_EXERCISE OBJECTIVE_. Could you reproduce all of the following entries exactly?

_GIVEN RECORDS_.

+ + +

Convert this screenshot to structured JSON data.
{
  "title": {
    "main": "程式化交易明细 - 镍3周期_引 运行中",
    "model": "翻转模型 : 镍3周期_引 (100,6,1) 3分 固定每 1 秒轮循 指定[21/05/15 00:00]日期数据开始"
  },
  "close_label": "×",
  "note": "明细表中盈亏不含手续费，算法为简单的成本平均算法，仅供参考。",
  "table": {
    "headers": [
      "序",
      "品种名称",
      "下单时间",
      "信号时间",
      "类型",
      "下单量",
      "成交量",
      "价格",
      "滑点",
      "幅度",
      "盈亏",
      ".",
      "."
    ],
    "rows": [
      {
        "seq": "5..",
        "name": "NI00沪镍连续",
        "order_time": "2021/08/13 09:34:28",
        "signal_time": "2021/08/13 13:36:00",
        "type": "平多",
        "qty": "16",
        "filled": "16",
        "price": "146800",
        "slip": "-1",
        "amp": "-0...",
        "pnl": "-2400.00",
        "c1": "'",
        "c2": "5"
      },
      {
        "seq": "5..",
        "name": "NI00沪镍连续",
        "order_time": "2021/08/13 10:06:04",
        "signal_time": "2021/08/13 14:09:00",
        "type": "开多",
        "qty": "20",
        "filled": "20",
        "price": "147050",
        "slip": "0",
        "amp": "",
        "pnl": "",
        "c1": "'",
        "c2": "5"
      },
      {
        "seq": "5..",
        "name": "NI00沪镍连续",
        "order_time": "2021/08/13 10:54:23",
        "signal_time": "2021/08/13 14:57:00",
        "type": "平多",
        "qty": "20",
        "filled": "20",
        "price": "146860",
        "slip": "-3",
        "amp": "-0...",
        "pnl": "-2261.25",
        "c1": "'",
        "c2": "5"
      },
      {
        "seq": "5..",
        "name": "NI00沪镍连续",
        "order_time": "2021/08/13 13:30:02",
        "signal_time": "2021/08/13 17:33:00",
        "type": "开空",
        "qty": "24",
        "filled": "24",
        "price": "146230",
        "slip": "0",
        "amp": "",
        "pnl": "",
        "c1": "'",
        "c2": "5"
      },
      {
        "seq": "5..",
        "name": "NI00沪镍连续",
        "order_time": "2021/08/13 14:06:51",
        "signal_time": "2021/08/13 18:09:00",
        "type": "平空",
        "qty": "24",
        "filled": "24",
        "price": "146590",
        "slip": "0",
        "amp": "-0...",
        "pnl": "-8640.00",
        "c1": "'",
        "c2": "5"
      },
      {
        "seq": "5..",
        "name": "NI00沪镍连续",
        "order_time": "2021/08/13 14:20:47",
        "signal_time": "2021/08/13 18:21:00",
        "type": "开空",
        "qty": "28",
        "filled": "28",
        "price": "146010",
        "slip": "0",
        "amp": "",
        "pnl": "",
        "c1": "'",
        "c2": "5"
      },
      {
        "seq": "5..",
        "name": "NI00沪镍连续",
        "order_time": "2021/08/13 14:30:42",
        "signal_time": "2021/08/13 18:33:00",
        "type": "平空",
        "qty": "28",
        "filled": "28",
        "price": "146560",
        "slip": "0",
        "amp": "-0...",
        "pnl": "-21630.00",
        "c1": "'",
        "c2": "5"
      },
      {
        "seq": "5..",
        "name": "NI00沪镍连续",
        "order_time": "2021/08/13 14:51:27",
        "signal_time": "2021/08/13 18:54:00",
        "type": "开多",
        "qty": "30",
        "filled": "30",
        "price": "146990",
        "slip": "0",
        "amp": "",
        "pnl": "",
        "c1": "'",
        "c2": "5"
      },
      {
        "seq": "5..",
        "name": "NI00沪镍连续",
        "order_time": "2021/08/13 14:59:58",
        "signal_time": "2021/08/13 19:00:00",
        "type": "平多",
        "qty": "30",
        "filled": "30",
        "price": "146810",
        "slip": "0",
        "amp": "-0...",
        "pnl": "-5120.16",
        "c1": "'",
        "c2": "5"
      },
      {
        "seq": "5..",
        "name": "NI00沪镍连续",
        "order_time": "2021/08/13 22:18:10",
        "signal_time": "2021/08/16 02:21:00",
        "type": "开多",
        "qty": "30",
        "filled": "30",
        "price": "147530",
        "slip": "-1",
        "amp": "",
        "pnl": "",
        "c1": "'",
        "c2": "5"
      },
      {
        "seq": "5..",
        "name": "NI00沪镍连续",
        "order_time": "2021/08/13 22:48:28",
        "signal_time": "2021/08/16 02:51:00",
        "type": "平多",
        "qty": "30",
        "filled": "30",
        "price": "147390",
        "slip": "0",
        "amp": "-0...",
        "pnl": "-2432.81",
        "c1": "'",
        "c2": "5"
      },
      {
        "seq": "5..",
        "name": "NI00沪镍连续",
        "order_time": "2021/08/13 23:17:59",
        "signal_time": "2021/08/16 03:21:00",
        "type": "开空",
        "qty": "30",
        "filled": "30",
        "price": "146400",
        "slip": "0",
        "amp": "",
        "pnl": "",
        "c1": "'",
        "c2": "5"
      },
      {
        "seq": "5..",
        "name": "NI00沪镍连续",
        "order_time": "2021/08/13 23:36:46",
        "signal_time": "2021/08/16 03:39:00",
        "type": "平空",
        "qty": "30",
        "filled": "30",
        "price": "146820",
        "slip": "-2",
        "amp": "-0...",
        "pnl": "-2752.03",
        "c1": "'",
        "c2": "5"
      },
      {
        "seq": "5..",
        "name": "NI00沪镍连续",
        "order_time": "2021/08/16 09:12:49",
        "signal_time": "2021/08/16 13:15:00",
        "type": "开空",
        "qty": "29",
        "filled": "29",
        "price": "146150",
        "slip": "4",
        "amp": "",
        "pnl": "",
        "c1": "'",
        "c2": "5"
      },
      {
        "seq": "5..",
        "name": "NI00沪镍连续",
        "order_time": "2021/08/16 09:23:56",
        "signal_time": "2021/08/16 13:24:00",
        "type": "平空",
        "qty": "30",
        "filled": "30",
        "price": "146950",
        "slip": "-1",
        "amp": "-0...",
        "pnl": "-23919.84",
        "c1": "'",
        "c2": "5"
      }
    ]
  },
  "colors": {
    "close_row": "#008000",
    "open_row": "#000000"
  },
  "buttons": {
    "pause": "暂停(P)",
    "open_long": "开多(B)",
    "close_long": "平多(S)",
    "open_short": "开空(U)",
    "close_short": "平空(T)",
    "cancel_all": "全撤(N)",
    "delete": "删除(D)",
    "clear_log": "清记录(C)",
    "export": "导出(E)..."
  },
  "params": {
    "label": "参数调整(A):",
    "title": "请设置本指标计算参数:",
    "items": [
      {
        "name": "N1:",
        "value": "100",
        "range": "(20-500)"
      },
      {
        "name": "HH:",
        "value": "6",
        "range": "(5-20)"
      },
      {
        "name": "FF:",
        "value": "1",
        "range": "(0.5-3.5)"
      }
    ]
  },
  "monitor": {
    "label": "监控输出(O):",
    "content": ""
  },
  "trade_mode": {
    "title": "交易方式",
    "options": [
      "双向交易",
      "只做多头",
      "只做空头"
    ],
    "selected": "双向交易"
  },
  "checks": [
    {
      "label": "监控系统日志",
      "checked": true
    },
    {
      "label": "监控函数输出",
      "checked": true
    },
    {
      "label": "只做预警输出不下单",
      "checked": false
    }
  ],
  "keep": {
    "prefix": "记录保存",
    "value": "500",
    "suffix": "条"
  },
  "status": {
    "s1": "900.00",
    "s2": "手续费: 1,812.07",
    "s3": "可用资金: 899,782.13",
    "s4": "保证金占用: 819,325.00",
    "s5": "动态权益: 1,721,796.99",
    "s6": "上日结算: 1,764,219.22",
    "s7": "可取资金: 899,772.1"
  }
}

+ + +

_COMPLETED TASK_.
Convert this screenshot to structured JSON data.
{
  "title": {
    "main": "程式化交易明细 - 镍3周期_引 运行中",
    "model": "翻转模型 : 镍3周期_引 (100,6,1) 3分 固定每 1 秒轮循 指定[21/05/15 00:00]日期数据开始"
  },
  "close_label": "×",
  "note": "明细表中盈亏不含手续费，算法为简单的成本平均算法，仅供参考。",
  "table": {
    "headers": [
      "序",
      "品种名称",
      "下单时间",
      "信号时间",
      "类型",
      "下单量",
      "成交量",
      "价格",
      "滑点",
      "幅度",
      "盈亏",
      ".",
      "."
    ],
    "rows": [
      {
        "seq": "5..",
        "name": "NI00沪镍连续",
        "order_time": "2021/08/13 09:34:28",
        "signal_time": "2021/08/13 13:36:00",
        "type": "平多",
        "qty": "16",
        "filled": "16",
        "price": "146800",
        "slip": "-1",
        "amp": "-0...",
        "pnl": "-2400.00",
        "c1": "'",
        "c2": "5"
      },
      {
        "seq": "5..",
        "name": "NI00沪镍连续",
        "order_time": "2021/08/13 10:06:04",
        "signal_time": "2021/08/13 14:09:00",
        "type": "开多",
        "qty": "20",
        "filled": "20",
        "price": "147050",
        "slip": "0",
        "amp": "",
        "pnl": "",
        "c1": "'",
        "c2": "5"
      },
      {
        "seq": "5..",
        "name": "NI00沪镍连续",
        "order_time": "2021/08/13 10:54:23",
        "signal_time": "2021/08/13 14:57:00",
        "type": "平多",
        "qty": "20",
        "filled": "20",
        "price": "146860",
        "slip": "-3",
        "amp": "-0...",
        "pnl": "-2261.25",
        "c1": "'",
        "c2": "5"
      },
      {
        "seq": "5..",
        "name": "NI00沪镍连续",
        "order_time": "2021/08/13 13:30:02",
        "signal_time": "2021/08/13 17:33:00",
        "type": "开空",
        "qty": "24",
        "filled": "24",
        "price": "146230",
        "slip": "0",
        "amp": "",
        "pnl": "",
        "c1": "'",
        "c2": "5"
      },
      {
        "seq": "5..",
        "name": "NI00沪镍连续",
        "order_time": "2021/08/13 14:06:51",
        "signal_time": "2021/08/13 18:09:00",
        "type": "平空",
        "qty": "24",
        "filled": "24",
        "price": "146590",
        "slip": "0",
        "amp": "-0...",
        "pnl": "-8640.00",
        "c1": "'",
        "c2": "5"
      },
      {
        "seq": "5..",
        "name": "NI00沪镍连续",
        "order_time": "2021/08/13 14:20:47",
        "signal_time": "2021/08/13 18:21:00",
        "type": "开空",
        "qty": "28",
        "filled": "28",
        "price": "146010",
        "slip": "0",
        "amp": "",
        "pnl": "",
        "c1": "'",
        "c2": "5"
      },
      {
        "seq": "5..",
        "name": "NI00沪镍连续",
        "order_time": "2021/08/13 14:30:42",
        "signal_time": "2021/08/13 18:33:00",
        "type": "平空",
        "qty": "28",
        "filled": "28",
        "price": "146560",
        "slip": "0",
        "amp": "-0...",
        "pnl": "-21630.00",
        "c1": "'",
        "c2": "5"
      },
      {
        "seq": "5..",
        "name": "NI00沪镍连续",
        "order_time": "2021/08/13 14:51:27",
        "signal_time": "2021/08/13 18:54:00",
        "type": "开多",
        "qty": "30",
        "filled": "30",
        "price": "146990",
        "slip": "0",
        "amp": "",
        "pnl": "",
        "c1": "'",
        "c2": "5"
      },
      {
        "seq": "5..",
        "name": "NI00沪镍连续",
        "order_time": "2021/08/13 14:59:58",
        "signal_time": "2021/08/13 19:00:00",
        "type": "平多",
        "qty": "30",
        "filled": "30",
        "price": "146810",
        "slip": "0",
        "amp": "-0...",
        "pnl": "-5120.16",
        "c1": "'",
        "c2": "5"
      },
      {
        "seq": "5..",
        "name": "NI00沪镍连续",
        "order_time": "2021/08/13 22:18:10",
        "signal_time": "2021/08/16 02:21:00",
        "type": "开多",
        "qty": "30",
        "filled": "30",
        "price": "147530",
        "slip": "-1",
        "amp": "",
        "pnl": "",
        "c1": "'",
        "c2": "5"
      },
      {
        "seq": "5..",
        "name": "NI00沪镍连续",
        "order_time": "2021/08/13 22:48:28",
        "signal_time": "2021/08/16 02:51:00",
        "type": "平多",
        "qty": "30",
        "filled": "30",
        "price": "147390",
        "slip": "0",
        "amp": "-0...",
        "pnl": "-2432.81",
        "c1": "'",
        "c2": "5"
      },
      {
        "seq": "5..",
        "name": "NI00沪镍连续",
        "order_time": "2021/08/13 23:17:59",
        "signal_time": "2021/08/16 03:21:00",
        "type": "开空",
        "qty": "30",
        "filled": "30",
        "price": "146400",
        "slip": "0",
        "amp": "",
        "pnl": "",
        "c1": "'",
        "c2": "5"
      },
      {
        "seq": "5..",
        "name": "NI00沪镍连续",
        "order_time": "2021/08/13 23:36:46",
        "signal_time": "2021/08/16 03:39:00",
        "type": "平空",
        "qty": "30",
        "filled": "30",
        "price": "146820",
        "slip": "-2",
        "amp": "-0...",
        "pnl": "-2752.03",
        "c1": "'",
        "c2": "5"
      },
      {
        "seq": "5..",
        "name": "NI00沪镍连续",
        "order_time": "2021/08/16 09:12:49",
        "signal_time": "2021/08/16 13:15:00",
        "type": "开空",
        "qty": "29",
        "filled": "29",
        "price": "146150",
        "slip": "4",
        "amp": "",
        "pnl": "",
        "c1": "'",
        "c2": "5"
      },
      {
        "seq": "5..",
        "name": "NI00沪镍连续",
        "order_time": "2021/08/16 09:23:56",
        "signal_time": "2021/08/16 13:24:00",
        "type": "平空",
        "qty": "30",
        "filled": "30",
        "price": "146950",
        "slip": "-1",
        "amp": "-0...",
        "pnl": "-23919.84",
        "c1": "'",
        "c2": "5"
      }
    ]
  },
  "colors": {
    "close_row": "#008000",
    "open_row": "#000000"
  },
  "buttons": {
    "pause": "暂停(P)",
    "open_long": "开多(B)",
    "close_long": "平多(S)",
    "open_short": "开空(U)",
    "close_short": "平空(T)",
    "cancel_all": "全撤(N)",
    "delete": "删除(D)",
    "clear_log": "清记录(C)",
    "export": "导出(E)..."
  },
  "params": {
    "label": "参数调整(A):",
    "title": "请设置本指标计算参数:",
    "items": [
      {
        "name": "N1:",
        "value": "100",
        "range": "(20-500)"
      },
      {
        "name": "HH:",
        "value": "6",
        "range": "(5-20)"
      },
      {
        "name": "FF:",
        "value": "1",
        "range": "(0.5-3.5)"
      }
    ]
  },
  "monitor": {
    "label": "监控输出(O):",
    "content": ""
  },
  "trade_mode": {
    "title": "交易方式",
    "options": [
      "双向交易",
      "只做多头",
      "只做空头"
    ],
    "selected": "双向交易"
  },
  "checks": [
    {
      "label": "监控系统日志",
      "checked": true
    },
    {
      "label": "监控函数输出",
      "checked": true
    },
    {
      "label": "只做预警输出不下单",
      "checked": false
    }
  ],
  "keep": {
    "prefix": "记录保存",
    "value": "500",
    "suffix": "条"
  },
  "status": {
    "s1": "900.00",
    "s2": "手续费: 1,812.07",
    "s3": "可用资金: 899,782.13",
    "s4": "保证金占用: 819,325.00",
    "s5": "动态权益: 1,721,796.99",
    "s6": "上日结算: 1,764,219.22",
    "s7": "可取资金: 899,772.1"
  }
}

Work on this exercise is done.